Haruhiko Kuroda: The global economy and the global financial system - in an era of revival and metamorphosis

Speech by Mr Haruhiko Kuroda, Governor of the Bank of Japan, at the 2017 Institute of International Finance (IIF) Spring Membership Meeting, Tokyo, 9 May 2017.

The views expressed in this speech are those of the speaker and not the view of the BIS.

Central bank speech  | 
09 May 2017
PDF full text
 |  11 pages

Introduction: Ten years on from the Global Financial Crisis

Thank you very much for giving me the opportunity to address the Spring Membership Meeting of the Institute of International Finance (IIF).

This year, we will be entering the ninth year since Lehman Brothers collapsed. That event in September of 2008 was one of the most visible flashpoints of the Global Financial Crisis, but if we count from what should be seen as the foreshock - severe disruptions in the U.S. subprime mortgage market in 2007 - we are marking the tenth anniversary of the Crisis. We have indeed come a long way. Since the Crisis, the global community has put considerable efforts into rebuilding the financial system, and such efforts have contributed to greatly enhancing the stability and resilience of the international financial system, compared with what we had before the Crisis.

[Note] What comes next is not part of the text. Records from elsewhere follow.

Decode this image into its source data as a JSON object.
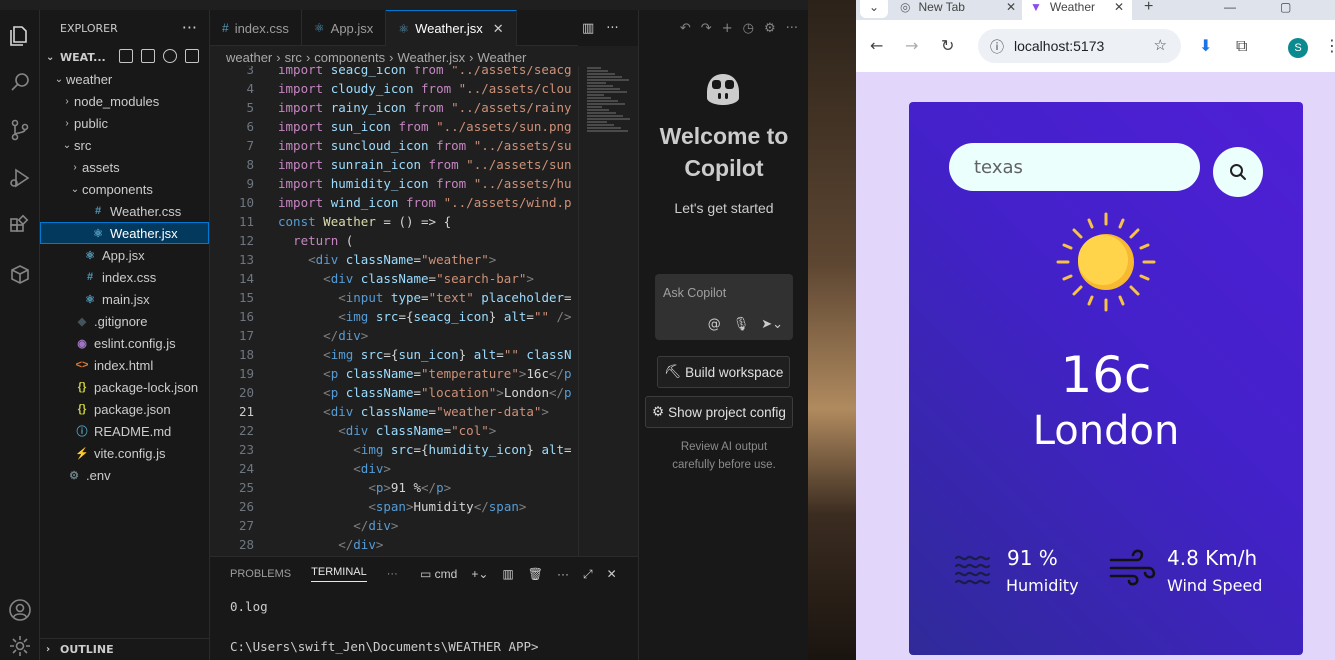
{
  "vscode": {
    "explorer_title": "EXPLORER",
    "project_name": "WEAT...",
    "tree": [
      {
        "label": "weather",
        "chev": "⌄",
        "icon": "",
        "indent": 1,
        "color": "#cccccc"
      },
      {
        "label": "node_modules",
        "chev": "›",
        "icon": "",
        "indent": 2,
        "color": "#cccccc"
      },
      {
        "label": "public",
        "chev": "›",
        "icon": "",
        "indent": 2,
        "color": "#cccccc"
      },
      {
        "label": "src",
        "chev": "⌄",
        "icon": "",
        "indent": 2,
        "color": "#cccccc"
      },
      {
        "label": "assets",
        "chev": "›",
        "icon": "",
        "indent": 3,
        "color": "#cccccc"
      },
      {
        "label": "components",
        "chev": "⌄",
        "icon": "",
        "indent": 3,
        "color": "#cccccc"
      },
      {
        "label": "Weather.css",
        "chev": "",
        "icon": "#",
        "indent": 4,
        "color": "#cccccc",
        "icon_color": "#519aba"
      },
      {
        "label": "Weather.jsx",
        "chev": "",
        "icon": "⚛",
        "indent": 4,
        "color": "#ffffff",
        "icon_color": "#519aba",
        "selected": true
      },
      {
        "label": "App.jsx",
        "chev": "",
        "icon": "⚛",
        "indent": 3,
        "color": "#cccccc",
        "icon_color": "#519aba"
      },
      {
        "label": "index.css",
        "chev": "",
        "icon": "#",
        "indent": 3,
        "color": "#cccccc",
        "icon_color": "#519aba"
      },
      {
        "label": "main.jsx",
        "chev": "",
        "icon": "⚛",
        "indent": 3,
        "color": "#cccccc",
        "icon_color": "#519aba"
      },
      {
        "label": ".gitignore",
        "chev": "",
        "icon": "◆",
        "indent": 2,
        "color": "#cccccc",
        "icon_color": "#41535b"
      },
      {
        "label": "eslint.config.js",
        "chev": "",
        "icon": "◉",
        "indent": 2,
        "color": "#cccccc",
        "icon_color": "#a074c4"
      },
      {
        "label": "index.html",
        "chev": "",
        "icon": "<>",
        "indent": 2,
        "color": "#cccccc",
        "icon_color": "#e37933"
      },
      {
        "label": "package-lock.json",
        "chev": "",
        "icon": "{}",
        "indent": 2,
        "color": "#cccccc",
        "icon_color": "#cbcb41"
      },
      {
        "label": "package.json",
        "chev": "",
        "icon": "{}",
        "indent": 2,
        "color": "#cccccc",
        "icon_color": "#cbcb41"
      },
      {
        "label": "README.md",
        "chev": "",
        "icon": "ⓘ",
        "indent": 2,
        "color": "#cccccc",
        "icon_color": "#519aba"
      },
      {
        "label": "vite.config.js",
        "chev": "",
        "icon": "⚡",
        "indent": 2,
        "color": "#cccccc",
        "icon_color": "#cbcb41"
      },
      {
        "label": ".env",
        "chev": "",
        "icon": "⚙",
        "indent": 1,
        "color": "#cccccc",
        "icon_color": "#6d8086"
      }
    ],
    "outline_label": "OUTLINE",
    "tabs": [
      {
        "label": "index.css",
        "icon": "#",
        "active": false
      },
      {
        "label": "App.jsx",
        "icon": "⚛",
        "active": false
      },
      {
        "label": "Weather.jsx",
        "icon": "⚛",
        "active": true
      }
    ],
    "breadcrumb": [
      "weather",
      "src",
      "components",
      "Weather.jsx",
      "Weather"
    ],
    "code_lines": [
      {
        "n": "3",
        "html": "<span class='k'>import</span> <span class='v'>seacg_icon</span> <span class='k'>from</span> <span class='s'>\"../assets/seacg</span>"
      },
      {
        "n": "4",
        "html": "<span class='k'>import</span> <span class='v'>cloudy_icon</span> <span class='k'>from</span> <span class='s'>\"../assets/clou</span>"
      },
      {
        "n": "5",
        "html": "<span class='k'>import</span> <span class='v'>rainy_icon</span> <span class='k'>from</span> <span class='s'>\"../assets/rainy</span>"
      },
      {
        "n": "6",
        "html": "<span class='k'>import</span> <span class='v'>sun_icon</span> <span class='k'>from</span> <span class='s'>\"../assets/sun.png</span>"
      },
      {
        "n": "7",
        "html": "<span class='k'>import</span> <span class='v'>suncloud_icon</span> <span class='k'>from</span> <span class='s'>\"../assets/su</span>"
      },
      {
        "n": "8",
        "html": "<span class='k'>import</span> <span class='v'>sunrain_icon</span> <span class='k'>from</span> <span class='s'>\"../assets/sun</span>"
      },
      {
        "n": "9",
        "html": "<span class='k'>import</span> <span class='v'>humidity_icon</span> <span class='k'>from</span> <span class='s'>\"../assets/hu</span>"
      },
      {
        "n": "10",
        "html": "<span class='k'>import</span> <span class='v'>wind_icon</span> <span class='k'>from</span> <span class='s'>\"../assets/wind.p</span>"
      },
      {
        "n": "11",
        "html": "<span class='t'>const</span> <span class='y'>Weather</span> <span class='d'>= () =&gt; {</span>"
      },
      {
        "n": "12",
        "html": "  <span class='k'>return</span> <span class='d'>(</span>"
      },
      {
        "n": "13",
        "html": "    <span class='g'>&lt;</span><span class='t'>div</span> <span class='v'>className</span><span class='d'>=</span><span class='s'>\"weather\"</span><span class='g'>&gt;</span>"
      },
      {
        "n": "14",
        "html": "      <span class='g'>&lt;</span><span class='t'>div</span> <span class='v'>className</span><span class='d'>=</span><span class='s'>\"search-bar\"</span><span class='g'>&gt;</span>"
      },
      {
        "n": "15",
        "html": "        <span class='g'>&lt;</span><span class='t'>input</span> <span class='v'>type</span><span class='d'>=</span><span class='s'>\"text\"</span> <span class='v'>placeholder</span><span class='d'>=</span>"
      },
      {
        "n": "16",
        "html": "        <span class='g'>&lt;</span><span class='t'>img</span> <span class='v'>src</span><span class='d'>={</span><span class='v'>seacg_icon</span><span class='d'>}</span> <span class='v'>alt</span><span class='d'>=</span><span class='s'>\"\"</span> <span class='g'>/&gt;</span>"
      },
      {
        "n": "17",
        "html": "      <span class='g'>&lt;/</span><span class='t'>div</span><span class='g'>&gt;</span>"
      },
      {
        "n": "18",
        "html": "      <span class='g'>&lt;</span><span class='t'>img</span> <span class='v'>src</span><span class='d'>={</span><span class='v'>sun_icon</span><span class='d'>}</span> <span class='v'>alt</span><span class='d'>=</span><span class='s'>\"\"</span> <span class='v'>classN</span>"
      },
      {
        "n": "19",
        "html": "      <span class='g'>&lt;</span><span class='t'>p</span> <span class='v'>className</span><span class='d'>=</span><span class='s'>\"temperature\"</span><span class='g'>&gt;</span><span class='d'>16c</span><span class='g'>&lt;/</span><span class='t'>p</span>"
      },
      {
        "n": "20",
        "html": "      <span class='g'>&lt;</span><span class='t'>p</span> <span class='v'>className</span><span class='d'>=</span><span class='s'>\"location\"</span><span class='g'>&gt;</span><span class='d'>London</span><span class='g'>&lt;/</span><span class='t'>p</span>"
      },
      {
        "n": "21",
        "html": "      <span class='g'>&lt;</span><span class='t'>div</span> <span class='v'>className</span><span class='d'>=</span><span class='s'>\"weather-data\"</span><span class='g'>&gt;</span>",
        "current": true
      },
      {
        "n": "22",
        "html": "        <span class='g'>&lt;</span><span class='t'>div</span> <span class='v'>className</span><span class='d'>=</span><span class='s'>\"col\"</span><span class='g'>&gt;</span>"
      },
      {
        "n": "23",
        "html": "          <span class='g'>&lt;</span><span class='t'>img</span> <span class='v'>src</span><span class='d'>={</span><span class='v'>humidity_icon</span><span class='d'>}</span> <span class='v'>alt</span><span class='d'>=</span>"
      },
      {
        "n": "24",
        "html": "          <span class='g'>&lt;</span><span class='t'>div</span><span class='g'>&gt;</span>"
      },
      {
        "n": "25",
        "html": "            <span class='g'>&lt;</span><span class='t'>p</span><span class='g'>&gt;</span><span class='d'>91 %</span><span class='g'>&lt;/</span><span class='t'>p</span><span class='g'>&gt;</span>"
      },
      {
        "n": "26",
        "html": "            <span class='g'>&lt;</span><span class='t'>span</span><span class='g'>&gt;</span><span class='d'>Humidity</span><span class='g'>&lt;/</span><span class='t'>span</span><span class='g'>&gt;</span>"
      },
      {
        "n": "27",
        "html": "          <span class='g'>&lt;/</span><span class='t'>div</span><span class='g'>&gt;</span>"
      },
      {
        "n": "28",
        "html": "        <span class='g'>&lt;/</span><span class='t'>div</span><span class='g'>&gt;</span>"
      }
    ],
    "panel": {
      "tabs": [
        "PROBLEMS",
        "TERMINAL"
      ],
      "active_tab": "TERMINAL",
      "shell": "cmd",
      "lines": [
        "0.log",
        "",
        "C:\\Users\\swift_Jen\\Documents\\WEATHER APP>"
      ]
    },
    "copilot": {
      "title": "Welcome to Copilot",
      "subtitle": "Let's get started",
      "input_placeholder": "Ask Copilot",
      "build_button": "Build workspace",
      "config_button": "Show project config",
      "note": "Review AI output carefully before use."
    }
  },
  "browser": {
    "tabs": [
      {
        "label": "New Tab",
        "active": false
      },
      {
        "label": "Weather",
        "active": true
      }
    ],
    "url": "localhost:5173",
    "avatar_letter": "S",
    "app": {
      "search_value": "texas",
      "temperature": "16c",
      "location": "London",
      "humidity_value": "91 %",
      "humidity_label": "Humidity",
      "wind_value": "4.8 Km/h",
      "wind_label": "Wind Speed"
    }
  }
}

The list of achievements regarding the reform of the international financial system since the Crisis is quite long. Basel III was introduced. The over-the-counter (OTC) derivatives market was reformed. Risk management at central counterparties (CCPs) was strengthened. The process of resolving financial institutions was improved, and so on. Of these reforms, Basel III, which applies to internationally active banks, ushered in significant changes to the existing framework of banking regulation in terms of both capital and liquidity. After almost seven years of negotiations, we are now crossing the t's and dotting the i's. The fact that we have reached this stage for a very complex framework, which must accommodate conflicting national interests, proves that financial authorities and banks, which experienced perhaps the worst turbulence since the Great Depression of the 1930s, have worked together, sharing a firm commitment not to see a repeat of the Crisis. This is a notable achievement in the annals of international financial cooperation.